To further illustrate these advantages qualitatively:
With its potential implications spanning from microelectronics to biomedical engineering, directed self-assembly emerges as a promising avenue for nanofabrication. It allows scientists and engineers to harness the power of molecular forces, resulting in controlled nanopatterning with remarkable precision.
Transitioning into the subsequent section on electron beam lithography (EBL), we delve deeper into another cutting-edge technique that employs focused electron beams for high-resolution patterning at the nanoscale.
Electron Beam Lithography (EBL): Employs focused electron beams for high-resolution patterning at the nanoscale.

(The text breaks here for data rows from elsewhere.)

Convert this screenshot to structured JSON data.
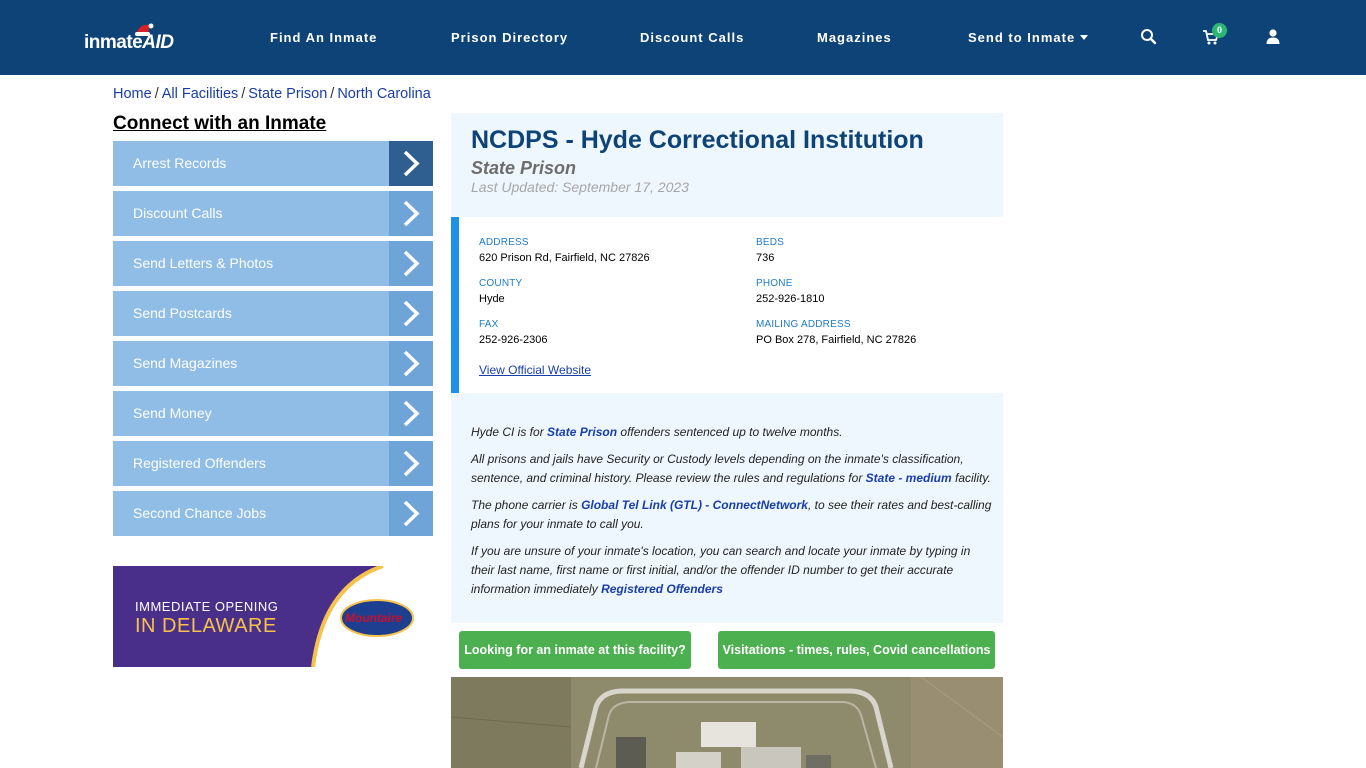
{
  "nav": {
    "logo_main": "inmate",
    "logo_aid": "AID",
    "links": [
      {
        "label": "Find An Inmate"
      },
      {
        "label": "Prison Directory"
      },
      {
        "label": "Discount Calls"
      },
      {
        "label": "Magazines"
      },
      {
        "label": "Send to Inmate"
      }
    ],
    "cart_count": "0",
    "icons": [
      "search-icon",
      "cart-icon",
      "user-icon"
    ]
  },
  "breadcrumb": {
    "items": [
      "Home",
      "All Facilities",
      "State Prison",
      "North Carolina"
    ],
    "separator": "/"
  },
  "sidebar": {
    "title": "Connect with an Inmate",
    "items": [
      {
        "label": "Arrest Records"
      },
      {
        "label": "Discount Calls"
      },
      {
        "label": "Send Letters & Photos"
      },
      {
        "label": "Send Postcards"
      },
      {
        "label": "Send Magazines"
      },
      {
        "label": "Send Money"
      },
      {
        "label": "Registered Offenders"
      },
      {
        "label": "Second Chance Jobs"
      }
    ]
  },
  "ad": {
    "line1": "IMMEDIATE OPENING",
    "line2": "IN DELAWARE",
    "brand": "Mountaire"
  },
  "facility": {
    "title": "NCDPS - Hyde Correctional Institution",
    "type": "State Prison",
    "updated": "Last Updated: September 17, 2023",
    "fields": {
      "address_label": "ADDRESS",
      "address": "620 Prison Rd, Fairfield, NC 27826",
      "beds_label": "BEDS",
      "beds": "736",
      "county_label": "COUNTY",
      "county": "Hyde",
      "phone_label": "PHONE",
      "phone": "252-926-1810",
      "fax_label": "FAX",
      "fax": "252-926-2306",
      "mailing_label": "MAILING ADDRESS",
      "mailing": "PO Box 278, Fairfield, NC 27826"
    },
    "website_link": "View Official Website"
  },
  "description": {
    "p1_a": "Hyde CI is for ",
    "p1_kw": "State Prison",
    "p1_b": " offenders sentenced up to twelve months.",
    "p2_a": "All prisons and jails have Security or Custody levels depending on the inmate's classification, sentence, and criminal history. Please review the rules and regulations for ",
    "p2_kw": "State - medium",
    "p2_b": " facility.",
    "p3_a": "The phone carrier is ",
    "p3_kw": "Global Tel Link (GTL) - ConnectNetwork",
    "p3_b": ", to see their rates and best-calling plans for your inmate to call you.",
    "p4_a": "If you are unsure of your inmate's location, you can search and locate your inmate by typing in their last name, first name or first initial, and/or the offender ID number to get their accurate information immediately ",
    "p4_kw": "Registered Offenders"
  },
  "buttons": {
    "looking": "Looking for an inmate at this facility?",
    "visitations": "Visitations - times, rules, Covid cancellations"
  },
  "colors": {
    "nav_bg": "#0e4378",
    "sidebar_item": "#8fbde6",
    "sidebar_arrow": "#6ea4d8",
    "accent_blue": "#1e90e6",
    "button_green": "#4caf50",
    "panel_bg": "#edf7fd"
  }
}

Section H2: Focused Ion Beam Lithography (FIBL): Enabling Precise Nanoscale Patterning
Imagine a scenario where researchers need to fabricate intricate patterns at the nanoscale for their scientific investigation. Enter Focused Ion Beam Lithography (FIBL), a powerful technique that utilizes focused ion beams to achieve precise patterning on various materials. This section delves into the capabilities and applications of FIBL, highlighting its potential in advancing science and technology.
One compelling case study demonstrating the efficacy of FIBL involves the creation of high-performance microelectromechanical systems (MEMS). By utilizing FIBL, scientists were able to precisely pattern complex structures with nanometer-scale resolution onto silicon substrates, leading to enhanced device performance and functionality. The ability of FIBL to generate intricate nanostructures allows for novel MEMS designs with improved mechanical properties and increased sensitivity, opening up new possibilities in fields such as biosensing or microfluidics.

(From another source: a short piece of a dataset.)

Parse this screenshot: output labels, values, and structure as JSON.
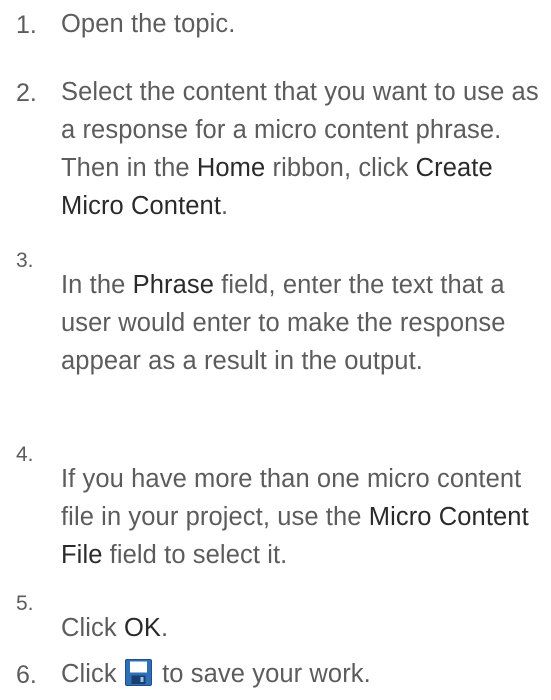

- Precision: With its fine ion beam focusing capability, FIBL enables sub-nanometer accuracy in patterning, empowering researchers to create highly intricate structures.
- Versatility: Whether it is semiconductors, metals, ceramics, or polymers, FIBL offers versatility by allowing precise patterning on various material types.
- Time Efficiency: Compared to other fabrication techniques like electron beam lithography which can be time-consuming due to serial writing processes, FIBL’s parallel milling approach significantly reduces fabrication time.
- Cost-effectiveness: Through its efficient use of ions and scalable manufacturing process, FIBL provides a cost-effective solution for large-scale production without compromising quality.
Furthermore, let us present an emotionally engaging 3-column table showcasing some key features and advantages of Focused Ion Beam Lithography (FIBL):
|Enables precise patterning at the nanoscale
|Works on a wide range of materials, including semiconductors and polymers
|Parallel milling approach
|Significant reduction in fabrication time
In summary, Focused Ion Beam Lithography (FIBL) stands as a crucial technique for achieving precise nanoscale patterning. Its applications extend to various scientific fields, such as MEMS fabrication and optoelectronics. With its key features of high resolution, material versatility, and parallel milling approach, FIBL offers researchers an efficient and cost-effective solution to address their nanofabrication needs. By harnessing the power of FIBL, scientists can unlock new possibilities in science and technology, propelling advancements even further into the realm of the nano-scale world.